## What to work on
In the following listing, find the lines containing "value" and report them.

## Material for the task
┄┄┄┄┄┄┄┄┄┄┄┄┄┄┄┄┄┄┄┄

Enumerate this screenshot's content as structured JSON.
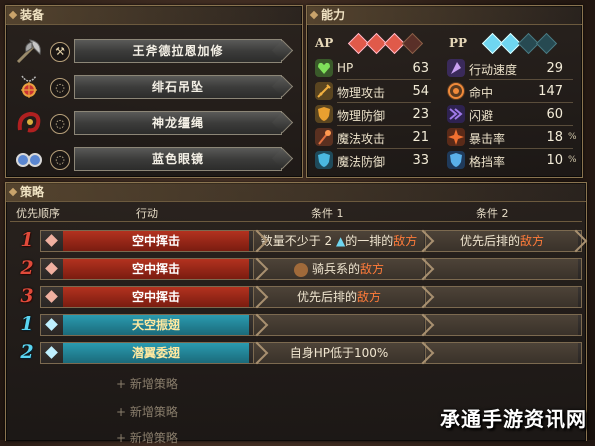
{
  "equipment": {
    "title": "装备",
    "items": [
      {
        "name": "王斧德拉恩加修",
        "type_icon": "axe-icon",
        "item_icon": "axe-weapon-icon",
        "type_glyph": "⚒"
      },
      {
        "name": "绯石吊坠",
        "type_icon": "ring-icon",
        "item_icon": "pendant-icon",
        "type_glyph": "◌"
      },
      {
        "name": "神龙缰绳",
        "type_icon": "ring-icon",
        "item_icon": "dragon-reins-icon",
        "type_glyph": "◌"
      },
      {
        "name": "蓝色眼镜",
        "type_icon": "ring-icon",
        "item_icon": "glasses-icon",
        "type_glyph": "◌"
      }
    ]
  },
  "stats": {
    "title": "能力",
    "ap_label": "AP",
    "pp_label": "PP",
    "ap_gems": {
      "filled": 3,
      "total": 4,
      "color": "#e05a4a"
    },
    "pp_gems": {
      "filled": 2,
      "total": 4,
      "color": "#6fd6f0"
    },
    "left": [
      {
        "name": "HP",
        "value": "63",
        "icon": "heart-icon",
        "color": "#6fcf4a"
      },
      {
        "name": "物理攻击",
        "value": "54",
        "icon": "sword-icon",
        "color": "#e9a030"
      },
      {
        "name": "物理防御",
        "value": "23",
        "icon": "shield-icon",
        "color": "#e0a030"
      },
      {
        "name": "魔法攻击",
        "value": "21",
        "icon": "staff-icon",
        "color": "#e07040"
      },
      {
        "name": "魔法防御",
        "value": "33",
        "icon": "magic-shield-icon",
        "color": "#4ab8e0"
      }
    ],
    "right": [
      {
        "name": "行动速度",
        "value": "29",
        "unit": "",
        "icon": "speed-icon",
        "color": "#b68ae0"
      },
      {
        "name": "命中",
        "value": "147",
        "unit": "",
        "icon": "target-icon",
        "color": "#f08a3a"
      },
      {
        "name": "闪避",
        "value": "60",
        "unit": "",
        "icon": "dodge-icon",
        "color": "#9a6ae0"
      },
      {
        "name": "暴击率",
        "value": "18",
        "unit": "%",
        "icon": "critical-icon",
        "color": "#f07030"
      },
      {
        "name": "格挡率",
        "value": "10",
        "unit": "%",
        "icon": "block-icon",
        "color": "#5ab0e8"
      }
    ]
  },
  "strategy": {
    "title": "策略",
    "headers": {
      "priority": "优先顺序",
      "action": "行动",
      "cond1": "条件 1",
      "cond2": "条件 2"
    },
    "rows": [
      {
        "prio": "1",
        "kind": "red",
        "action": "空中挥击",
        "c1_pre": "数量不少于 2 ",
        "c1_icon": "▲",
        "c1_mid": "的一排的",
        "c1_hl": "敌方",
        "c2_pre": "优先后排的",
        "c2_hl": "敌方"
      },
      {
        "prio": "2",
        "kind": "red",
        "action": "空中挥击",
        "c1_pre": "骑兵系的",
        "c1_icon": "",
        "c1_mid": "",
        "c1_hl": "敌方",
        "c2_pre": "",
        "c2_hl": ""
      },
      {
        "prio": "3",
        "kind": "red",
        "action": "空中挥击",
        "c1_pre": "优先后排的",
        "c1_icon": "",
        "c1_mid": "",
        "c1_hl": "敌方",
        "c2_pre": "",
        "c2_hl": ""
      },
      {
        "prio": "1",
        "kind": "blue",
        "action": "天空振翅",
        "c1_pre": "",
        "c1_icon": "",
        "c1_mid": "",
        "c1_hl": "",
        "c2_pre": "",
        "c2_hl": ""
      },
      {
        "prio": "2",
        "kind": "blue",
        "action": "潜翼委翅",
        "c1_pre": "自身HP低于100%",
        "c1_icon": "",
        "c1_mid": "",
        "c1_hl": "",
        "c2_pre": "",
        "c2_hl": ""
      }
    ],
    "add_label": "+ 新增策略"
  },
  "watermark": "承通手游资讯网"
}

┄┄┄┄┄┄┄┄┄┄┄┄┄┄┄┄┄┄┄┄

## Finished exercise
        "value": "63",
        "value": "54",
        "value": "23",
        "value": "21",
        "value": "33",
        "value": "29",
        "value": "147",
        "value": "60",
        "value": "18",
        "value": "10",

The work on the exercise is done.